## Information
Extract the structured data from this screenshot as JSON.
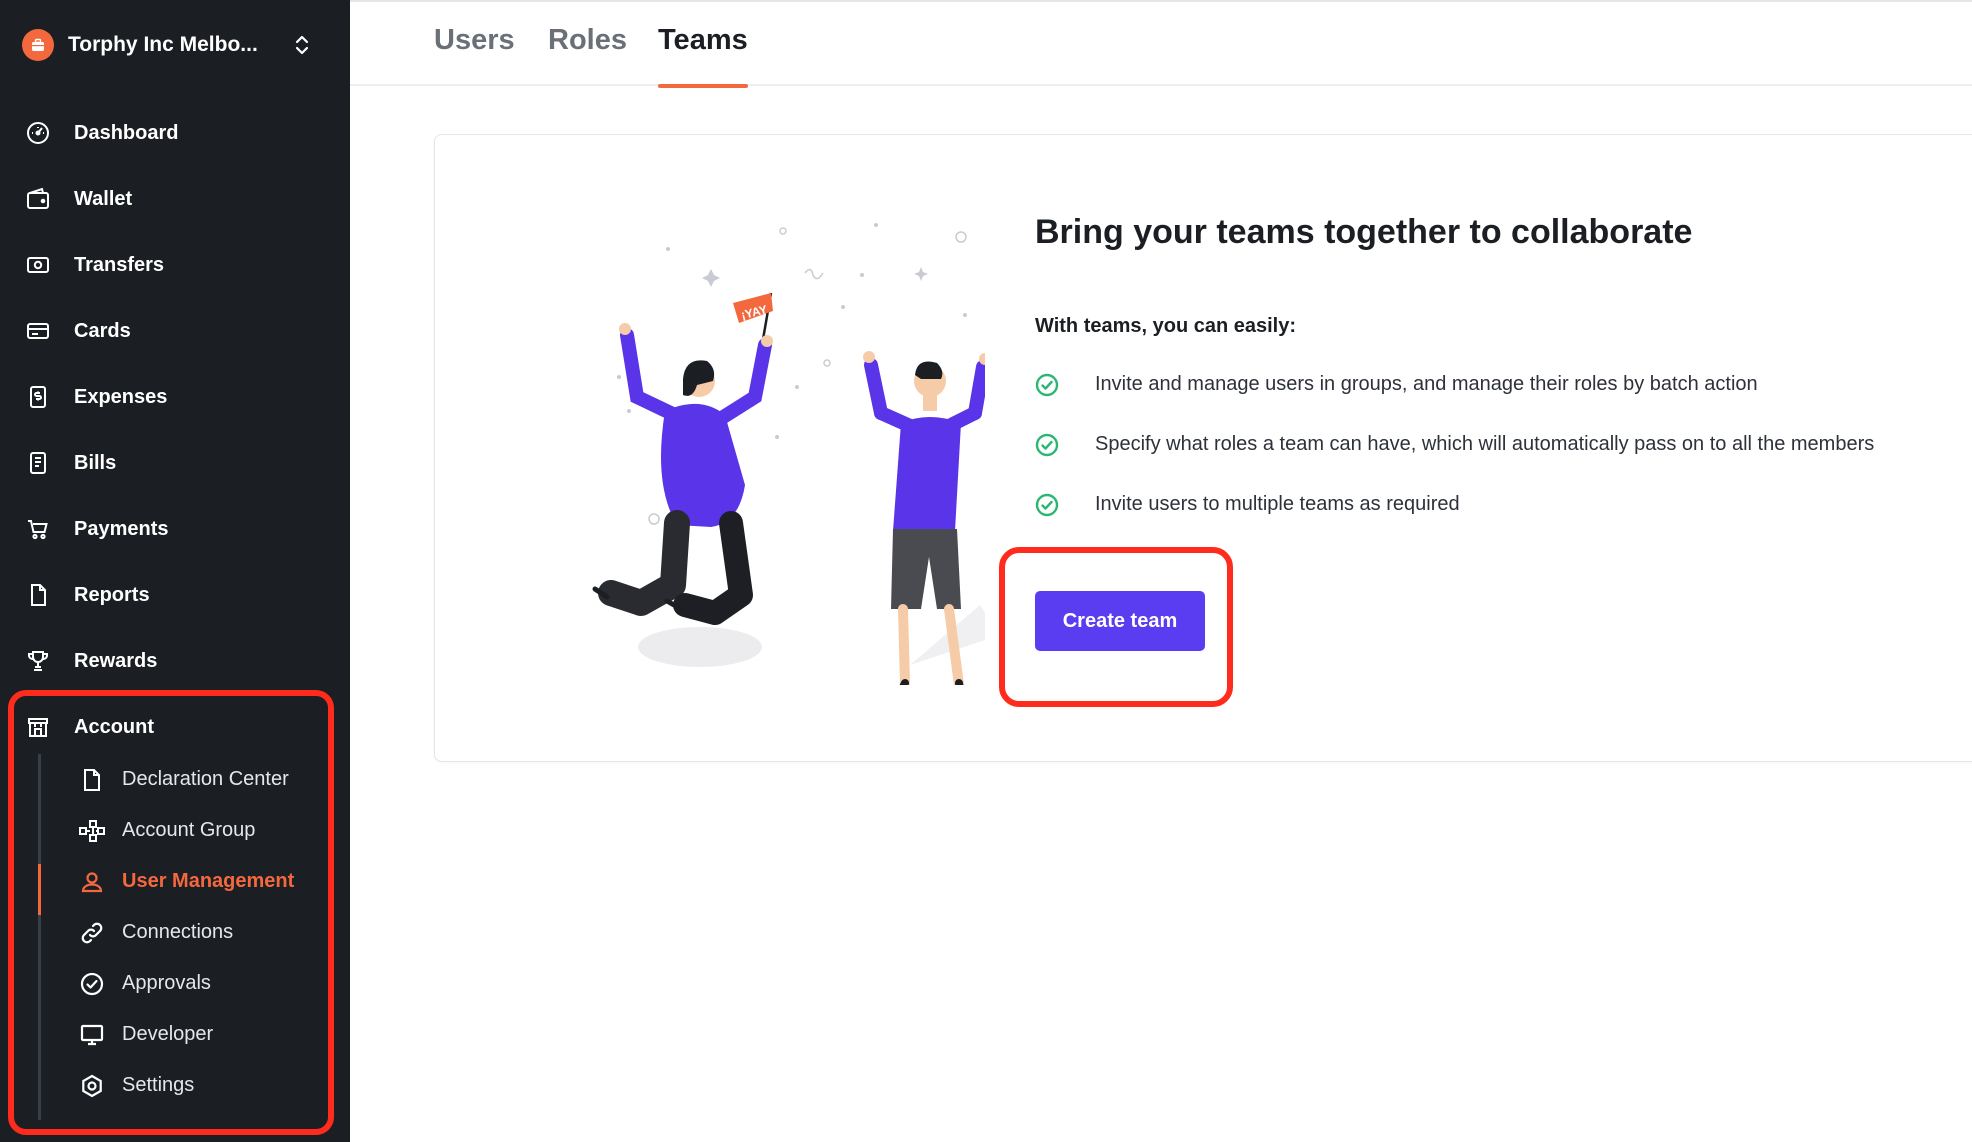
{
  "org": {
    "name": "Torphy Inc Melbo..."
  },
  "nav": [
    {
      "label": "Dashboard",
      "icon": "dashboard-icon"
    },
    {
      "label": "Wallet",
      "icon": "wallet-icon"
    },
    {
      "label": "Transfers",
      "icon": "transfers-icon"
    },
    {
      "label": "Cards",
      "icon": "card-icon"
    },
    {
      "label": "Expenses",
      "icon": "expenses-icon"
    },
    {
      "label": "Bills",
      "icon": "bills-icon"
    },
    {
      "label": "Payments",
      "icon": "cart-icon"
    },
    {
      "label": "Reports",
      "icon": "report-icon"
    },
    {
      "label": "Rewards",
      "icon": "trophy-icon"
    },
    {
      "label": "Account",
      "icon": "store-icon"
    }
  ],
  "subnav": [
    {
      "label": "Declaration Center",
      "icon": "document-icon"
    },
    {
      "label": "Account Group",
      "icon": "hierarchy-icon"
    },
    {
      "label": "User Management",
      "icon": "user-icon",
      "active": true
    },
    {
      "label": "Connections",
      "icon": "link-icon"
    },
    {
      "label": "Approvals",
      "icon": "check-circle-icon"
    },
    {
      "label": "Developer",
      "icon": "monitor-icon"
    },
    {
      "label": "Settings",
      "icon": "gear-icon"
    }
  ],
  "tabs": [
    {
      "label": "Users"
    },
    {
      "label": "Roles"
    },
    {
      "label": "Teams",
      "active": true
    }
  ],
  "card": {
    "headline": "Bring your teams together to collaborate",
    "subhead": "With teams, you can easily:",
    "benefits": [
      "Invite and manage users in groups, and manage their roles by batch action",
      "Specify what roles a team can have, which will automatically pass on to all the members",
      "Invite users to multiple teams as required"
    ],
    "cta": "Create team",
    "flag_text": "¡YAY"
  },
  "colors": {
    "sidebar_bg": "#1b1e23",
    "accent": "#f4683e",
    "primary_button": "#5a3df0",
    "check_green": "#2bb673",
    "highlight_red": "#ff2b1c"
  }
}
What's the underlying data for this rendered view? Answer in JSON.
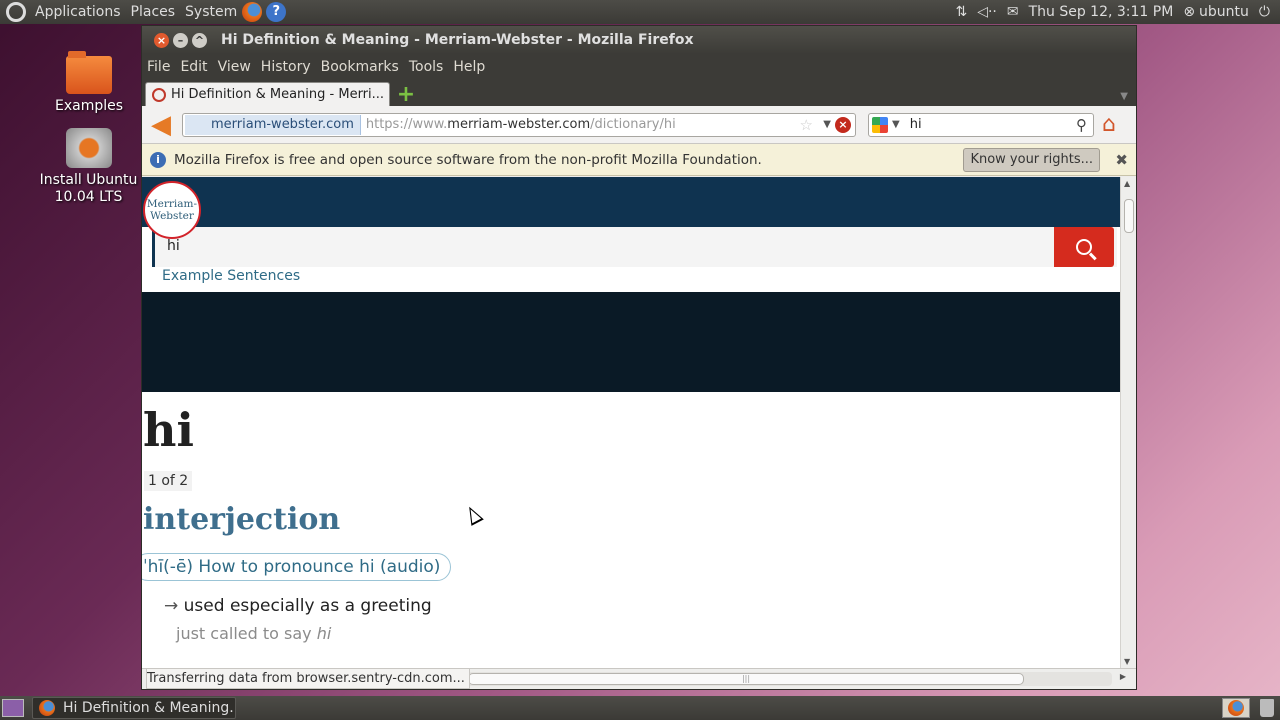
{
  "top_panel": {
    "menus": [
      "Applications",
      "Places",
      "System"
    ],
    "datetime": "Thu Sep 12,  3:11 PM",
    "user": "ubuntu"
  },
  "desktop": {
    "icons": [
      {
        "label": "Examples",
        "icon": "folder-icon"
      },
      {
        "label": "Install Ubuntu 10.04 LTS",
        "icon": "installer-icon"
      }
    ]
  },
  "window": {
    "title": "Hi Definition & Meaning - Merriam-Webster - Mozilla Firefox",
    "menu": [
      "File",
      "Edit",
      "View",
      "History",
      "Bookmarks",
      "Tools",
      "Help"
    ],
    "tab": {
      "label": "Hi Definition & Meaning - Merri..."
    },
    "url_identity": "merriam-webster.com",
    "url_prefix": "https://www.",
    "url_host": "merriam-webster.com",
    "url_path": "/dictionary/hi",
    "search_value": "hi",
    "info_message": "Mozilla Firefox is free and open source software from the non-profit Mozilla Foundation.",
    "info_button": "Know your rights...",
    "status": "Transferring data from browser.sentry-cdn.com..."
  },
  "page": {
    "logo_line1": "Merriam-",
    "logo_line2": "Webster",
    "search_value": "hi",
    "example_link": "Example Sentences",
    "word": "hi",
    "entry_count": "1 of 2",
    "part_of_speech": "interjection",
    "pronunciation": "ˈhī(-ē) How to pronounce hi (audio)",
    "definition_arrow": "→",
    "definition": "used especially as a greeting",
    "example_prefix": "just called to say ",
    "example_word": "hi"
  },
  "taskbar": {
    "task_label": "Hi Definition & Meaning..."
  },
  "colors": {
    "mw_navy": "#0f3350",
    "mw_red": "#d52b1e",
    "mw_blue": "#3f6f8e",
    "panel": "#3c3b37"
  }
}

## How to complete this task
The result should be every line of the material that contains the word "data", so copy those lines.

## Solution to the problem
Extract the structured data from this screenshot as JSON.
What's the underlying data for this rendered view? Answer in JSON.
    "status": "Transferring data from browser.sentry-cdn.com..."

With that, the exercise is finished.